## Task instructions:
Check every line of the data below for the string "JSON", and copy the ones that hold it.

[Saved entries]
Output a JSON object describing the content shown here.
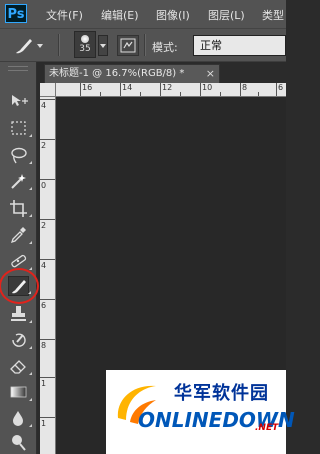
{
  "app": {
    "logo": "Ps"
  },
  "menu": [
    "文件(F)",
    "编辑(E)",
    "图像(I)",
    "图层(L)",
    "类型"
  ],
  "options": {
    "brush_size": "35",
    "mode_label": "模式:",
    "mode_value": "正常"
  },
  "document": {
    "tab_title": "未标题-1 @ 16.7%(RGB/8) *",
    "close": "×"
  },
  "ruler": {
    "h_labels": [
      "16",
      "14",
      "12",
      "10",
      "8",
      "6"
    ],
    "v_labels": [
      "4",
      "2",
      "0",
      "2",
      "4",
      "6",
      "8",
      "1",
      "1"
    ]
  },
  "tools": [
    "move-icon",
    "marquee-icon",
    "lasso-icon",
    "magic-wand-icon",
    "crop-icon",
    "eyedropper-icon",
    "healing-brush-icon",
    "brush-icon",
    "clone-stamp-icon",
    "history-brush-icon",
    "eraser-icon",
    "gradient-icon",
    "blur-icon",
    "dodge-icon"
  ],
  "selected_tool": "brush-icon",
  "watermark": {
    "text_cn": "华军软件园",
    "text_en": "ONLINEDOWN",
    "suffix": ".NET"
  },
  "colors": {
    "ui": "#535353",
    "canvas": "#282828",
    "highlight": "#e0231c",
    "ps_blue": "#31a8ff"
  }
}
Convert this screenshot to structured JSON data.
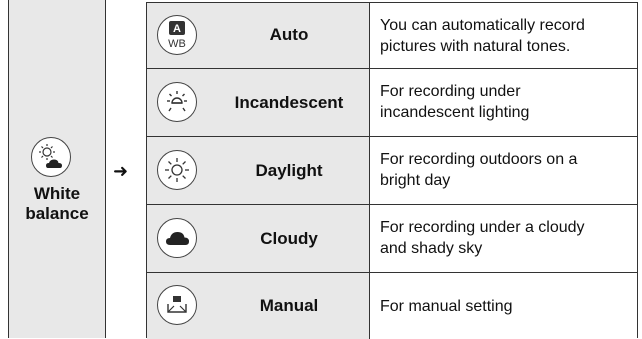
{
  "category": {
    "icon": "daylight-cloud-icon",
    "label_line1": "White",
    "label_line2": "balance"
  },
  "arrow": "➜",
  "modes": [
    {
      "icon": "auto-wb-icon",
      "icon_text_top": "A",
      "icon_text_bottom": "WB",
      "label": "Auto",
      "desc_line1": "You can automatically record",
      "desc_line2": "pictures with natural tones."
    },
    {
      "icon": "incandescent-icon",
      "label": "Incandescent",
      "desc_line1": "For recording under",
      "desc_line2": "incandescent lighting"
    },
    {
      "icon": "daylight-sun-icon",
      "label": "Daylight",
      "desc_line1": "For recording outdoors on a",
      "desc_line2": "bright day"
    },
    {
      "icon": "cloud-icon",
      "label": "Cloudy",
      "desc_line1": "For recording under a cloudy",
      "desc_line2": "and shady sky"
    },
    {
      "icon": "manual-wb-icon",
      "label": "Manual",
      "desc_line1": "For manual setting",
      "desc_line2": ""
    }
  ]
}
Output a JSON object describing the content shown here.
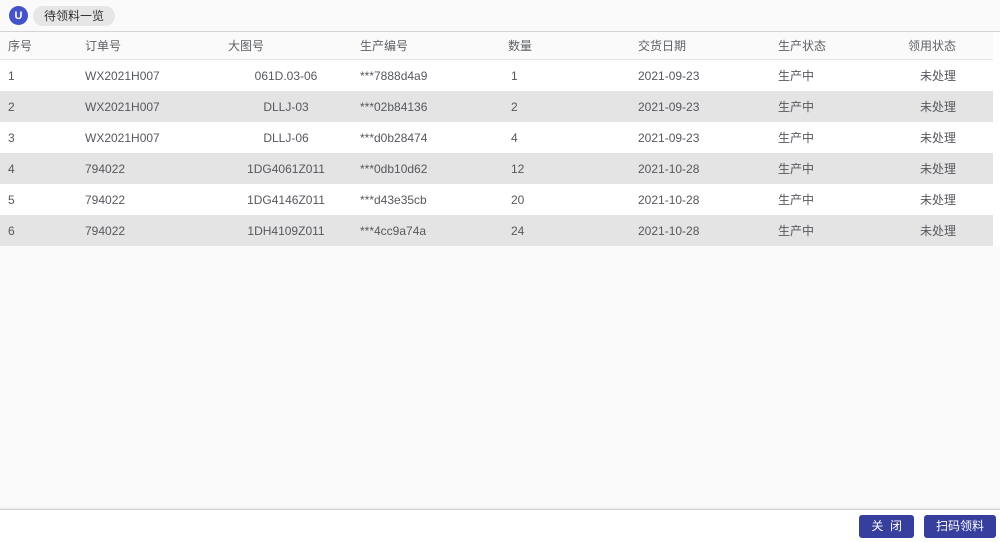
{
  "header": {
    "avatar_letter": "U",
    "tab_label": "待领料一览"
  },
  "table": {
    "columns": [
      "序号",
      "订单号",
      "大图号",
      "生产编号",
      "数量",
      "交货日期",
      "生产状态",
      "领用状态"
    ],
    "rows": [
      [
        "1",
        "WX2021H007",
        "061D.03-06",
        "***7888d4a9",
        "1",
        "2021-09-23",
        "生产中",
        "未处理"
      ],
      [
        "2",
        "WX2021H007",
        "DLLJ-03",
        "***02b84136",
        "2",
        "2021-09-23",
        "生产中",
        "未处理"
      ],
      [
        "3",
        "WX2021H007",
        "DLLJ-06",
        "***d0b28474",
        "4",
        "2021-09-23",
        "生产中",
        "未处理"
      ],
      [
        "4",
        "794022",
        "1DG4061Z011",
        "***0db10d62",
        "12",
        "2021-10-28",
        "生产中",
        "未处理"
      ],
      [
        "5",
        "794022",
        "1DG4146Z011",
        "***d43e35cb",
        "20",
        "2021-10-28",
        "生产中",
        "未处理"
      ],
      [
        "6",
        "794022",
        "1DH4109Z011",
        "***4cc9a74a",
        "24",
        "2021-10-28",
        "生产中",
        "未处理"
      ]
    ]
  },
  "footer": {
    "close_label": "关  闭",
    "scan_label": "扫码领料"
  },
  "colors": {
    "avatar_bg": "#4453c8",
    "button_bg": "#363f9d",
    "stripe_row_bg": "#e4e4e4",
    "chip_bg": "#e6e6e6",
    "page_bg": "#fafafa"
  }
}
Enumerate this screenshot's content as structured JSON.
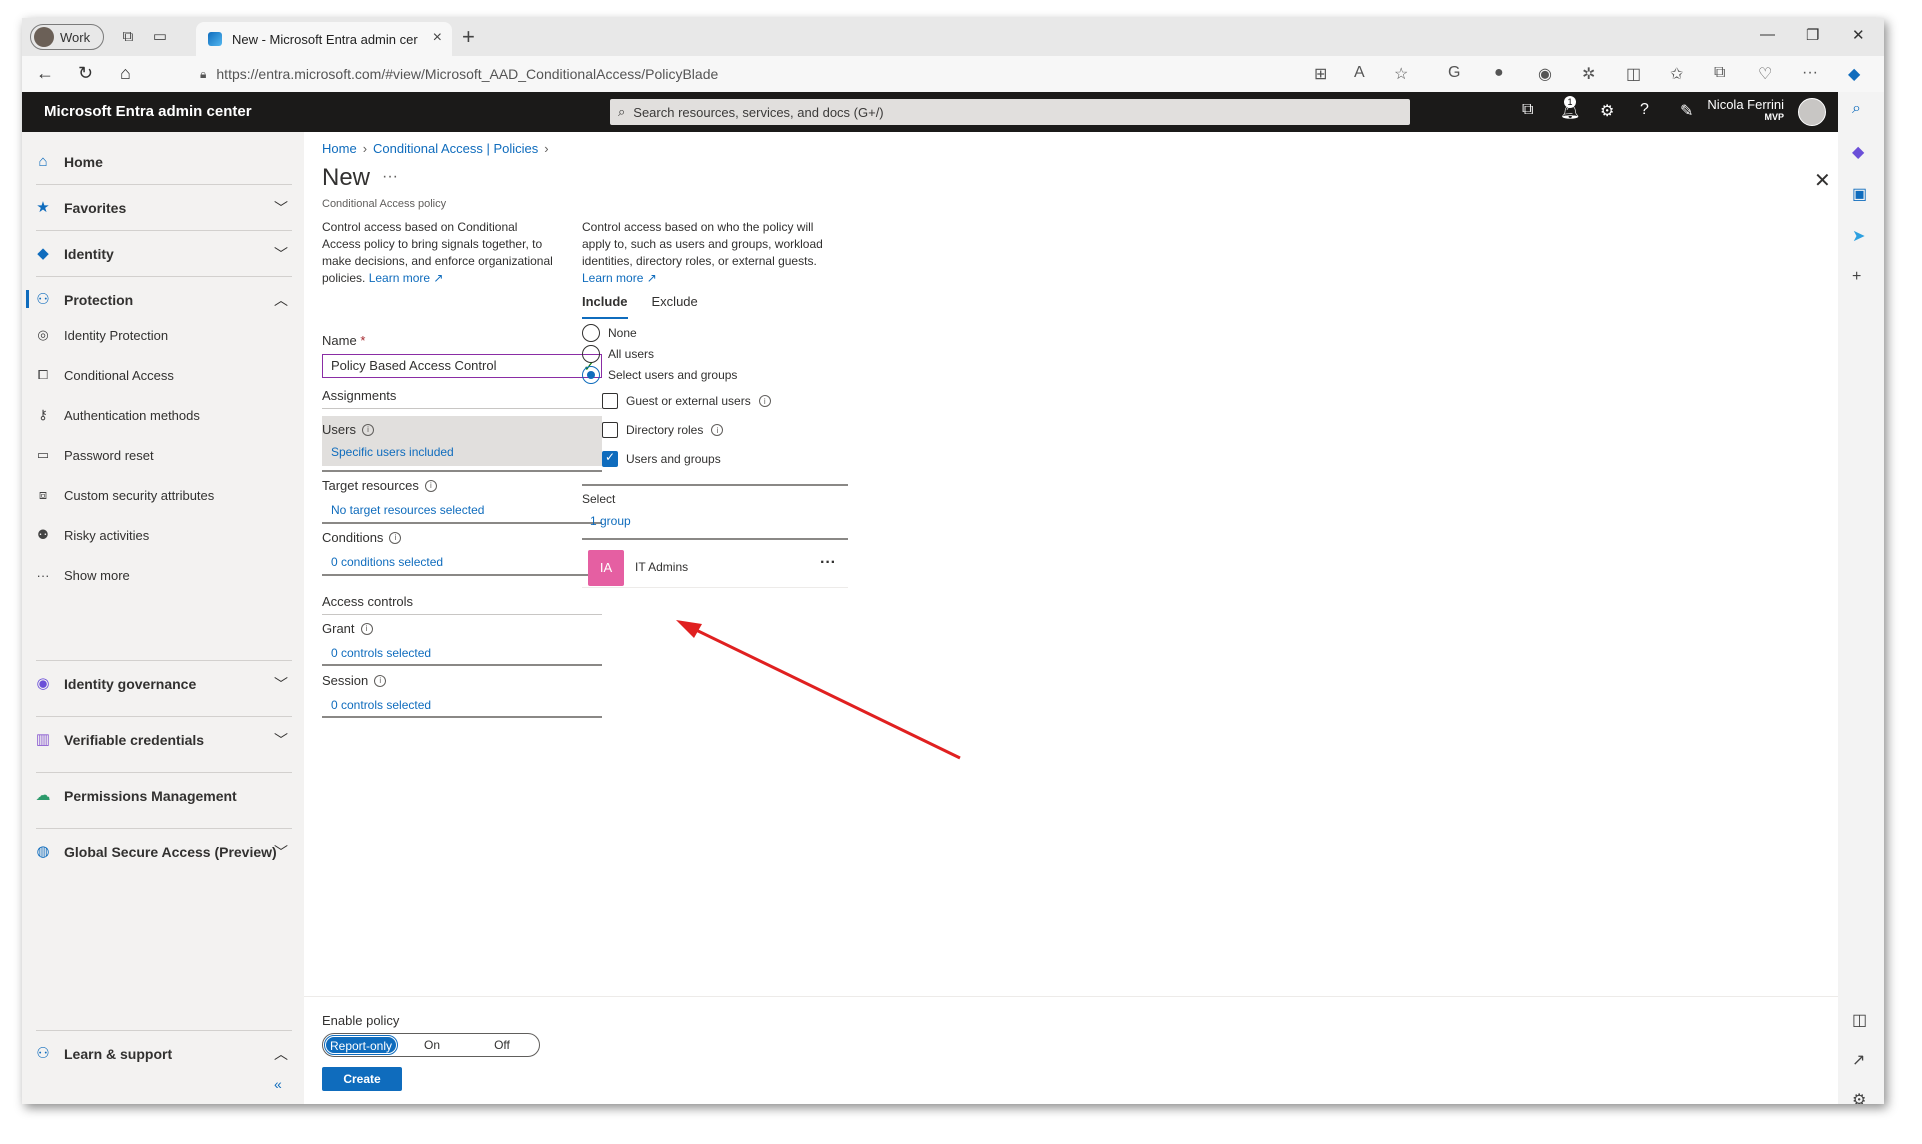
{
  "browser": {
    "profile_label": "Work",
    "tab_title": "New - Microsoft Entra admin cer",
    "url": "https://entra.microsoft.com/#view/Microsoft_AAD_ConditionalAccess/PolicyBlade"
  },
  "header": {
    "app_title": "Microsoft Entra admin center",
    "search_placeholder": "Search resources, services, and docs (G+/)",
    "notification_count": "1",
    "user_name": "Nicola Ferrini",
    "user_tag": "MVP"
  },
  "sidebar": {
    "items": [
      {
        "label": "Home",
        "icon": "home-icon"
      },
      {
        "label": "Favorites",
        "icon": "star-icon"
      },
      {
        "label": "Identity",
        "icon": "identity-icon"
      },
      {
        "label": "Protection",
        "icon": "protection-icon"
      },
      {
        "label": "Identity governance",
        "icon": "governance-icon"
      },
      {
        "label": "Verifiable credentials",
        "icon": "credentials-icon"
      },
      {
        "label": "Permissions Management",
        "icon": "cloud-icon"
      },
      {
        "label": "Global Secure Access (Preview)",
        "icon": "globe-icon"
      },
      {
        "label": "Learn & support",
        "icon": "support-icon"
      }
    ],
    "protection_sub": [
      {
        "label": "Identity Protection"
      },
      {
        "label": "Conditional Access"
      },
      {
        "label": "Authentication methods"
      },
      {
        "label": "Password reset"
      },
      {
        "label": "Custom security attributes"
      },
      {
        "label": "Risky activities"
      },
      {
        "label": "Show more"
      }
    ]
  },
  "page": {
    "breadcrumb": [
      "Home",
      "Conditional Access | Policies"
    ],
    "title": "New",
    "subtitle": "Conditional Access policy",
    "left_desc": "Control access based on Conditional Access policy to bring signals together, to make decisions, and enforce organizational policies.",
    "right_desc": "Control access based on who the policy will apply to, such as users and groups, workload identities, directory roles, or external guests.",
    "learn_more": "Learn more",
    "name_label": "Name",
    "name_value": "Policy Based Access Control",
    "assignments_label": "Assignments",
    "users_label": "Users",
    "users_value": "Specific users included",
    "target_label": "Target resources",
    "target_value": "No target resources selected",
    "conditions_label": "Conditions",
    "conditions_value": "0 conditions selected",
    "access_controls_label": "Access controls",
    "grant_label": "Grant",
    "grant_value": "0 controls selected",
    "session_label": "Session",
    "session_value": "0 controls selected"
  },
  "include_pane": {
    "tabs": [
      "Include",
      "Exclude"
    ],
    "active_tab": "Include",
    "radios": [
      {
        "label": "None",
        "selected": false
      },
      {
        "label": "All users",
        "selected": false
      },
      {
        "label": "Select users and groups",
        "selected": true
      }
    ],
    "checkboxes": [
      {
        "label": "Guest or external users",
        "checked": false
      },
      {
        "label": "Directory roles",
        "checked": false
      },
      {
        "label": "Users and groups",
        "checked": true
      }
    ],
    "select_label": "Select",
    "select_value": "1 group",
    "group_initials": "IA",
    "group_name": "IT Admins"
  },
  "footer": {
    "enable_label": "Enable policy",
    "options": [
      "Report-only",
      "On",
      "Off"
    ],
    "selected": "Report-only",
    "create_label": "Create"
  },
  "colors": {
    "accent": "#0f6cbd",
    "header_bg": "#1b1a19",
    "group_avatar": "#e55fa2",
    "annotation_arrow": "#e02020"
  }
}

## Task result:
Output a JSON object describing the content shown here.
Convert this screenshot to structured JSON data.
Output a JSON object describing the content shown here.
Enumerate this screenshot's content as structured JSON.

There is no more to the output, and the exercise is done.